Not surprisingly, since I also predicted, just yesterday, Navalny’s arrest, the very first English language reporting on Navalny’s arrest was amazingly detailed. The time used is US East Coast Daylight Savings Time.
Two words are used, detained and arrested. I’ll wait until I read an official Russian report to see his actual status. There are dozens of other reports about Navalny’s detention.
RIA.ru says he’s been arrested. Police arrested Navalny (in Russia)
MOSCOW, June 12 – RIA Novosti. Blogger Alexei Navalny was detained for calling for participation in an unsanctioned rally in downtown Moscow, which is repeated violation of article of the Administrative Code, as well as for disobedience to law enforcement agencies, said the State Ministry of Interior.
It is noted that the protocols will be drawn up under “repeated violation of the established order of organizing or holding meetings, rallies, demonstrations, marches and picketing” (Part 8 of Article 20.2 of the Administrative Code), “disobeying a lawful order of a police officer” (19.3 of the Administrative Code).
Nezavisimaya Gazeta says
Navalny faces up to 30 days in jail (in Russian)
Rossiyskaya Gazeta – the official publication of the Russian state, does not even mention Navalny’s name or his arrest, but they have an article about the illegal protests.
In Moscow, detained a member of an unauthorized protest rally on Pushkin Square, spraying pepper spray in the face by riot policemen. This was reported in the press service of Rosgvardii.
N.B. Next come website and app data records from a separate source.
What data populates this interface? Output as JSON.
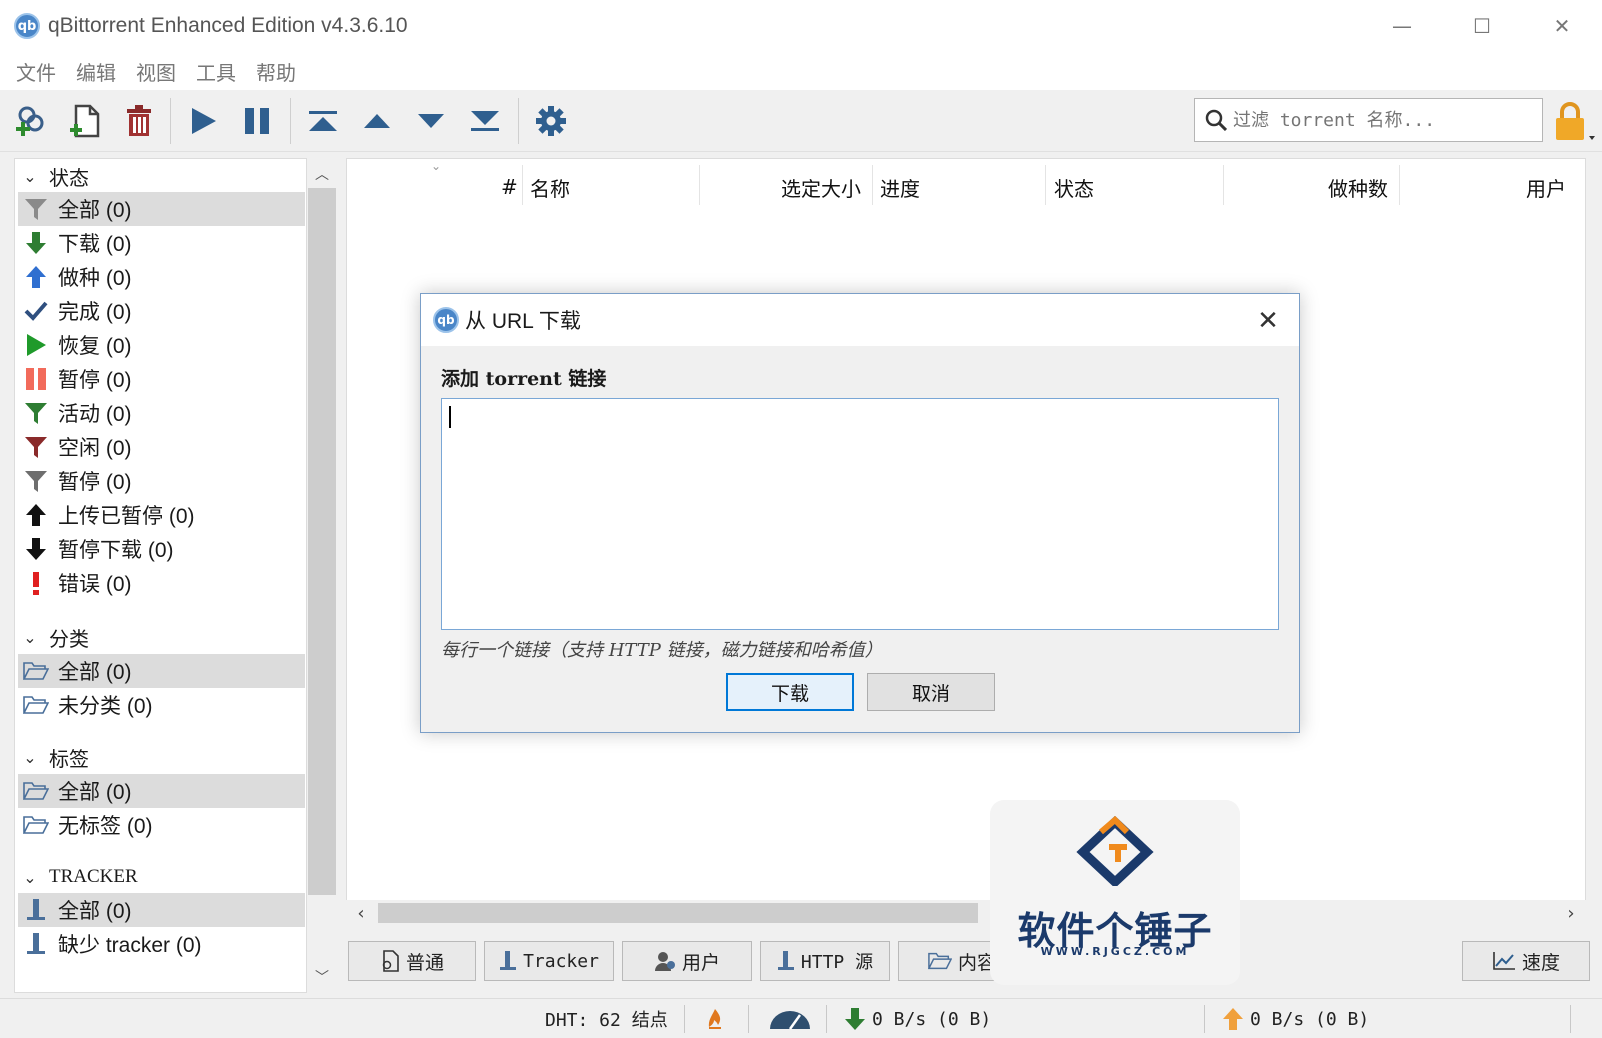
{
  "window": {
    "title": "qBittorrent Enhanced Edition v4.3.6.10",
    "logo_text": "qb",
    "minimize": "—",
    "maximize": "☐",
    "close": "✕"
  },
  "menu": [
    "文件",
    "编辑",
    "视图",
    "工具",
    "帮助"
  ],
  "toolbar": {
    "search_placeholder": "过滤 torrent 名称..."
  },
  "sidebar": {
    "sections": [
      {
        "label": "状态"
      },
      {
        "label": "分类"
      },
      {
        "label": "标签"
      },
      {
        "label": "TRACKER"
      }
    ],
    "status_items": [
      {
        "label": "全部 (0)",
        "icon": "filter-gray-icon"
      },
      {
        "label": "下载 (0)",
        "icon": "download-arrow-icon"
      },
      {
        "label": "做种 (0)",
        "icon": "upload-arrow-icon"
      },
      {
        "label": "完成 (0)",
        "icon": "checkmark-icon"
      },
      {
        "label": "恢复 (0)",
        "icon": "play-icon"
      },
      {
        "label": "暂停 (0)",
        "icon": "pause-icon"
      },
      {
        "label": "活动 (0)",
        "icon": "filter-green-icon"
      },
      {
        "label": "空闲 (0)",
        "icon": "filter-red-icon"
      },
      {
        "label": "暂停 (0)",
        "icon": "filter-gray-icon"
      },
      {
        "label": "上传已暂停 (0)",
        "icon": "upload-paused-icon"
      },
      {
        "label": "暂停下载 (0)",
        "icon": "download-paused-icon"
      },
      {
        "label": "错误 (0)",
        "icon": "error-icon"
      }
    ],
    "category_items": [
      {
        "label": "全部 (0)"
      },
      {
        "label": "未分类 (0)"
      }
    ],
    "tag_items": [
      {
        "label": "全部 (0)"
      },
      {
        "label": "无标签 (0)"
      }
    ],
    "tracker_items": [
      {
        "label": "全部 (0)"
      },
      {
        "label": "缺少 tracker (0)"
      }
    ]
  },
  "columns": [
    "#",
    "名称",
    "选定大小",
    "进度",
    "状态",
    "做种数",
    "用户"
  ],
  "bottom_tabs": [
    {
      "label": "普通",
      "icon": "general-doc-icon"
    },
    {
      "label": "Tracker",
      "icon": "tracker-icon"
    },
    {
      "label": "用户",
      "icon": "peers-icon"
    },
    {
      "label": "HTTP 源",
      "icon": "http-source-icon"
    },
    {
      "label": "内容",
      "icon": "folder-icon"
    },
    {
      "label": "速度",
      "icon": "speed-chart-icon"
    }
  ],
  "statusbar": {
    "dht": "DHT: 62 结点",
    "download": "0 B/s (0 B)",
    "upload": "0 B/s (0 B)"
  },
  "dialog": {
    "title": "从 URL 下载",
    "label": "添加 torrent 链接",
    "textarea_value": "",
    "hint": "每行一个链接（支持 HTTP 链接，磁力链接和哈希值）",
    "ok_label": "下载",
    "cancel_label": "取消"
  },
  "watermark": {
    "text": "软件个锤子",
    "sub": "WWW.RJGCZ.COM"
  },
  "colors": {
    "accent": "#0078d7",
    "selected_row": "#dcdcdc",
    "watermark": "#1b3a6b"
  }
}
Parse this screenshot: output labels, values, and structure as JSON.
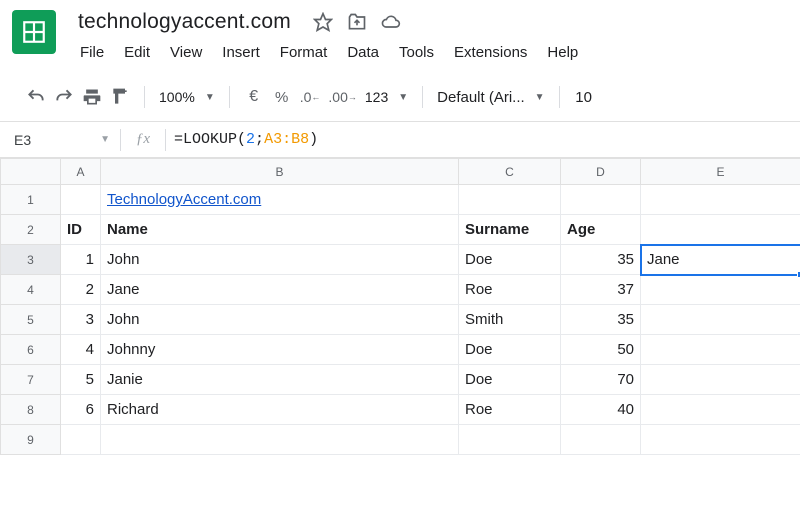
{
  "doc": {
    "title": "technologyaccent.com"
  },
  "menu": {
    "file": "File",
    "edit": "Edit",
    "view": "View",
    "insert": "Insert",
    "format": "Format",
    "data": "Data",
    "tools": "Tools",
    "extensions": "Extensions",
    "help": "Help"
  },
  "toolbar": {
    "zoom": "100%",
    "currency": "€",
    "percent": "%",
    "dec_dec": ".0",
    "dec_inc": ".00",
    "numfmt": "123",
    "font": "Default (Ari...",
    "fontsize": "10"
  },
  "fbar": {
    "name": "E3",
    "fx": "ƒx",
    "formula": {
      "fn": "=LOOKUP",
      "open": "(",
      "arg1": "2",
      "sep": ";",
      "arg2": "A3:B8",
      "close": ")"
    }
  },
  "cols": {
    "A": "A",
    "B": "B",
    "C": "C",
    "D": "D",
    "E": "E"
  },
  "rows": {
    "r1": "1",
    "r2": "2",
    "r3": "3",
    "r4": "4",
    "r5": "5",
    "r6": "6",
    "r7": "7",
    "r8": "8",
    "r9": "9"
  },
  "cells": {
    "B1": "TechnologyAccent.com",
    "A2": "ID",
    "B2": "Name",
    "C2": "Surname",
    "D2": "Age",
    "A3": "1",
    "B3": "John",
    "C3": "Doe",
    "D3": "35",
    "E3": "Jane",
    "A4": "2",
    "B4": "Jane",
    "C4": "Roe",
    "D4": "37",
    "A5": "3",
    "B5": "John",
    "C5": "Smith",
    "D5": "35",
    "A6": "4",
    "B6": "Johnny",
    "C6": "Doe",
    "D6": "50",
    "A7": "5",
    "B7": "Janie",
    "C7": "Doe",
    "D7": "70",
    "A8": "6",
    "B8": "Richard",
    "C8": "Roe",
    "D8": "40"
  }
}
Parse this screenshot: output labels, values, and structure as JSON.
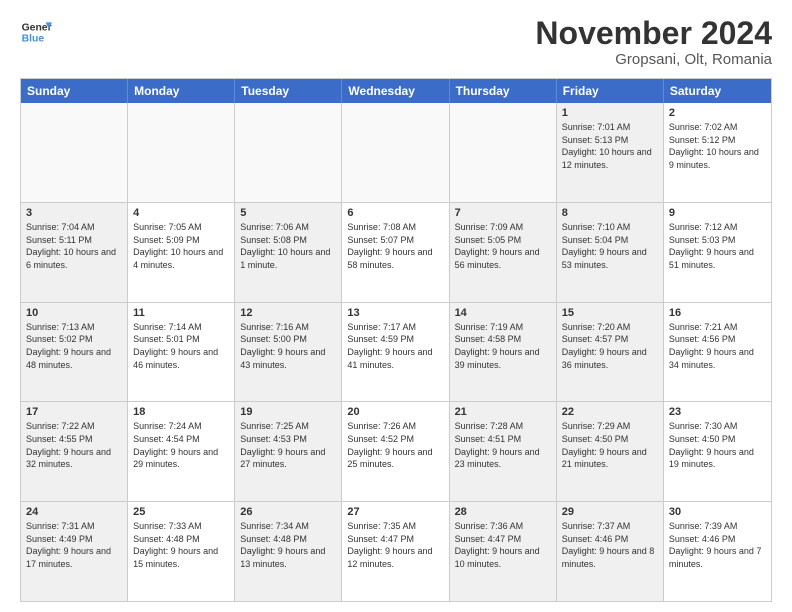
{
  "header": {
    "logo_general": "General",
    "logo_blue": "Blue",
    "month_title": "November 2024",
    "location": "Gropsani, Olt, Romania"
  },
  "weekdays": [
    "Sunday",
    "Monday",
    "Tuesday",
    "Wednesday",
    "Thursday",
    "Friday",
    "Saturday"
  ],
  "rows": [
    [
      {
        "day": "",
        "empty": true
      },
      {
        "day": "",
        "empty": true
      },
      {
        "day": "",
        "empty": true
      },
      {
        "day": "",
        "empty": true
      },
      {
        "day": "",
        "empty": true
      },
      {
        "day": "1",
        "info": "Sunrise: 7:01 AM\nSunset: 5:13 PM\nDaylight: 10 hours and 12 minutes.",
        "shaded": true
      },
      {
        "day": "2",
        "info": "Sunrise: 7:02 AM\nSunset: 5:12 PM\nDaylight: 10 hours and 9 minutes.",
        "shaded": false
      }
    ],
    [
      {
        "day": "3",
        "info": "Sunrise: 7:04 AM\nSunset: 5:11 PM\nDaylight: 10 hours and 6 minutes.",
        "shaded": true
      },
      {
        "day": "4",
        "info": "Sunrise: 7:05 AM\nSunset: 5:09 PM\nDaylight: 10 hours and 4 minutes.",
        "shaded": false
      },
      {
        "day": "5",
        "info": "Sunrise: 7:06 AM\nSunset: 5:08 PM\nDaylight: 10 hours and 1 minute.",
        "shaded": true
      },
      {
        "day": "6",
        "info": "Sunrise: 7:08 AM\nSunset: 5:07 PM\nDaylight: 9 hours and 58 minutes.",
        "shaded": false
      },
      {
        "day": "7",
        "info": "Sunrise: 7:09 AM\nSunset: 5:05 PM\nDaylight: 9 hours and 56 minutes.",
        "shaded": true
      },
      {
        "day": "8",
        "info": "Sunrise: 7:10 AM\nSunset: 5:04 PM\nDaylight: 9 hours and 53 minutes.",
        "shaded": true
      },
      {
        "day": "9",
        "info": "Sunrise: 7:12 AM\nSunset: 5:03 PM\nDaylight: 9 hours and 51 minutes.",
        "shaded": false
      }
    ],
    [
      {
        "day": "10",
        "info": "Sunrise: 7:13 AM\nSunset: 5:02 PM\nDaylight: 9 hours and 48 minutes.",
        "shaded": true
      },
      {
        "day": "11",
        "info": "Sunrise: 7:14 AM\nSunset: 5:01 PM\nDaylight: 9 hours and 46 minutes.",
        "shaded": false
      },
      {
        "day": "12",
        "info": "Sunrise: 7:16 AM\nSunset: 5:00 PM\nDaylight: 9 hours and 43 minutes.",
        "shaded": true
      },
      {
        "day": "13",
        "info": "Sunrise: 7:17 AM\nSunset: 4:59 PM\nDaylight: 9 hours and 41 minutes.",
        "shaded": false
      },
      {
        "day": "14",
        "info": "Sunrise: 7:19 AM\nSunset: 4:58 PM\nDaylight: 9 hours and 39 minutes.",
        "shaded": true
      },
      {
        "day": "15",
        "info": "Sunrise: 7:20 AM\nSunset: 4:57 PM\nDaylight: 9 hours and 36 minutes.",
        "shaded": true
      },
      {
        "day": "16",
        "info": "Sunrise: 7:21 AM\nSunset: 4:56 PM\nDaylight: 9 hours and 34 minutes.",
        "shaded": false
      }
    ],
    [
      {
        "day": "17",
        "info": "Sunrise: 7:22 AM\nSunset: 4:55 PM\nDaylight: 9 hours and 32 minutes.",
        "shaded": true
      },
      {
        "day": "18",
        "info": "Sunrise: 7:24 AM\nSunset: 4:54 PM\nDaylight: 9 hours and 29 minutes.",
        "shaded": false
      },
      {
        "day": "19",
        "info": "Sunrise: 7:25 AM\nSunset: 4:53 PM\nDaylight: 9 hours and 27 minutes.",
        "shaded": true
      },
      {
        "day": "20",
        "info": "Sunrise: 7:26 AM\nSunset: 4:52 PM\nDaylight: 9 hours and 25 minutes.",
        "shaded": false
      },
      {
        "day": "21",
        "info": "Sunrise: 7:28 AM\nSunset: 4:51 PM\nDaylight: 9 hours and 23 minutes.",
        "shaded": true
      },
      {
        "day": "22",
        "info": "Sunrise: 7:29 AM\nSunset: 4:50 PM\nDaylight: 9 hours and 21 minutes.",
        "shaded": true
      },
      {
        "day": "23",
        "info": "Sunrise: 7:30 AM\nSunset: 4:50 PM\nDaylight: 9 hours and 19 minutes.",
        "shaded": false
      }
    ],
    [
      {
        "day": "24",
        "info": "Sunrise: 7:31 AM\nSunset: 4:49 PM\nDaylight: 9 hours and 17 minutes.",
        "shaded": true
      },
      {
        "day": "25",
        "info": "Sunrise: 7:33 AM\nSunset: 4:48 PM\nDaylight: 9 hours and 15 minutes.",
        "shaded": false
      },
      {
        "day": "26",
        "info": "Sunrise: 7:34 AM\nSunset: 4:48 PM\nDaylight: 9 hours and 13 minutes.",
        "shaded": true
      },
      {
        "day": "27",
        "info": "Sunrise: 7:35 AM\nSunset: 4:47 PM\nDaylight: 9 hours and 12 minutes.",
        "shaded": false
      },
      {
        "day": "28",
        "info": "Sunrise: 7:36 AM\nSunset: 4:47 PM\nDaylight: 9 hours and 10 minutes.",
        "shaded": true
      },
      {
        "day": "29",
        "info": "Sunrise: 7:37 AM\nSunset: 4:46 PM\nDaylight: 9 hours and 8 minutes.",
        "shaded": true
      },
      {
        "day": "30",
        "info": "Sunrise: 7:39 AM\nSunset: 4:46 PM\nDaylight: 9 hours and 7 minutes.",
        "shaded": false
      }
    ]
  ]
}
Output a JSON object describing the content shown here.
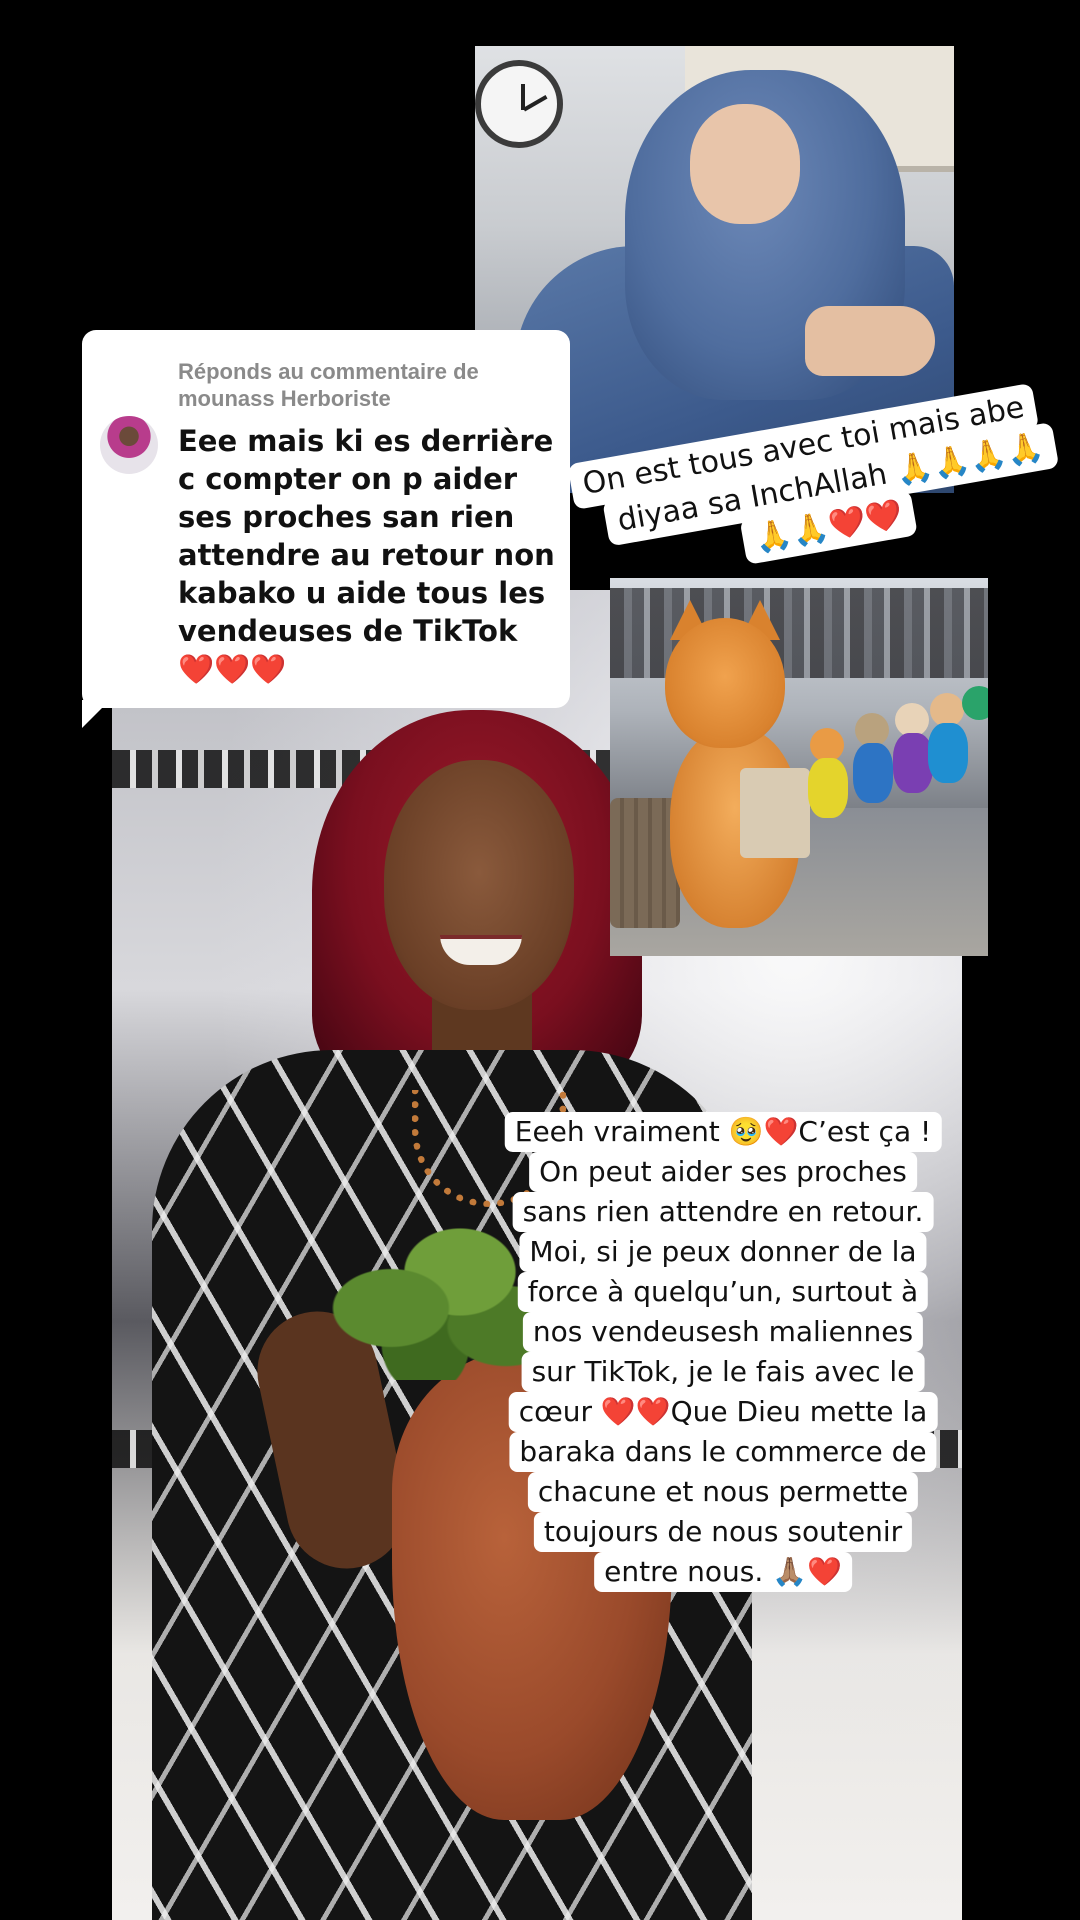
{
  "comment": {
    "reply_label": "Réponds au commentaire de mounass Herboriste",
    "text": "Eee mais ki es derrière c compter on p aider ses proches san rien attendre au retour non kabako u aide tous les vendeuses de TikTok ❤️❤️❤️"
  },
  "sticker_top": {
    "lines": [
      "On est tous avec toi mais abe",
      "diyaa sa InchAllah 🙏🙏🙏🙏",
      "🙏🙏❤️❤️"
    ]
  },
  "caption_main": {
    "lines": [
      "Eeeh vraiment 🥹❤️C’est ça !",
      "On peut aider ses proches",
      "sans rien attendre en retour.",
      "Moi, si je peux donner de la",
      "force à quelqu’un, surtout à",
      "nos vendeusesh maliennes",
      "sur TikTok, je le fais avec le",
      "cœur ❤️❤️Que Dieu mette la",
      "baraka dans le commerce de",
      "chacune et nous permette",
      "toujours de nous soutenir",
      "entre nous. 🙏🏽❤️"
    ]
  },
  "colors": {
    "background": "#000000",
    "card": "#ffffff",
    "reply_label": "#8a8a8a",
    "text": "#111111",
    "hair": "#8b1525",
    "hijab": "#4f6d9e",
    "cat": "#d9822e"
  }
}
The story of Navalny is actively being suppressed and censored in Russia.
Notice that the electricity was cut to his offices at the same time. Russia is brutal.
Russian police detained opposition leader Alexei Navalny on Monday as he tried to leave his home ahead of a planned anti-Kremlin protest in Moscow, his wife said, but she called for the demonstration to go ahead all the same.
Mr Navalny, who is mounting a long-shot bid to unseat Putin in a presidential election next year, had called for mass protests in Moscow and other cities against what he says is a corrupt system of rule overseen by Russian President Vladimir Putin.
“Alexei was detained in the entrance hall of our building,” his wife, Yulia, wrote on social media. “He asked me to tell you that the plans (for the protest) are unchanged.”
Electricity in his office was cut at around the same time as he was detained, briefly bringing down a live feed of nationwide protests, Mr Navalny’s spokeswoman said.
Around the venue for the planned protest, on Tverskaya Street in central Moscow, hundreds of riot police and military conscripts were waiting. Authorities have said the protest is illegal.
Witnesses saw police detain a small number of protesters as they exited a metro station near the venue.
The scale of the protests will show if Mr Navalny can build on the success of a similar event in March, in which thousands took to the streets across Russia.
Those protests were the largest since a wave of anti-Kremlin demonstrations in 2012 and resulted in over 1,000 arrests, putting rare domestic pressure on Putin, who is expected to run for and win re-election next year.
Authorities in Moscow had authorised a venue for the protest away from the city centre.
But Mr Navalny said late on Sunday that the authorities had pressured firms into refusing to supply him and his allies with sound and video equipment, a move he said was designed to humiliate protesters.
For that reason, he said he was unilaterally switching the venue to Tverskaya Street, Moscow’s main avenue near the Kremlin. The General Prosecutor’s Office warned that a protest there would be illegal and police would be forced to take “all necessary measures” to prevent disorder.
A legal “caution” was being readied for Mr Navalny, it said. Kremlin spokesman Dmitry Peskov told TV Rain, before Navalny was detained, that it was vital to avoid what he called “provocations.”
The area of Tsverskaya Street near where Mr Navalny’s supporters were planning to hold their protest was hosting an officially-organised historical festival, with actors re-enacting periods of Russian history with props such as World War Two jeeps and artillery guns.
Officials had set up barriers along Tverskaya Street, and were admitting members of the public only once they had passed through airport-style metal detectors. There were long queues of people waiting to gain access.
Reporters saw a heavy police presence on and around the avenue with bus loads of riot police parked nearby and side roads blocked off.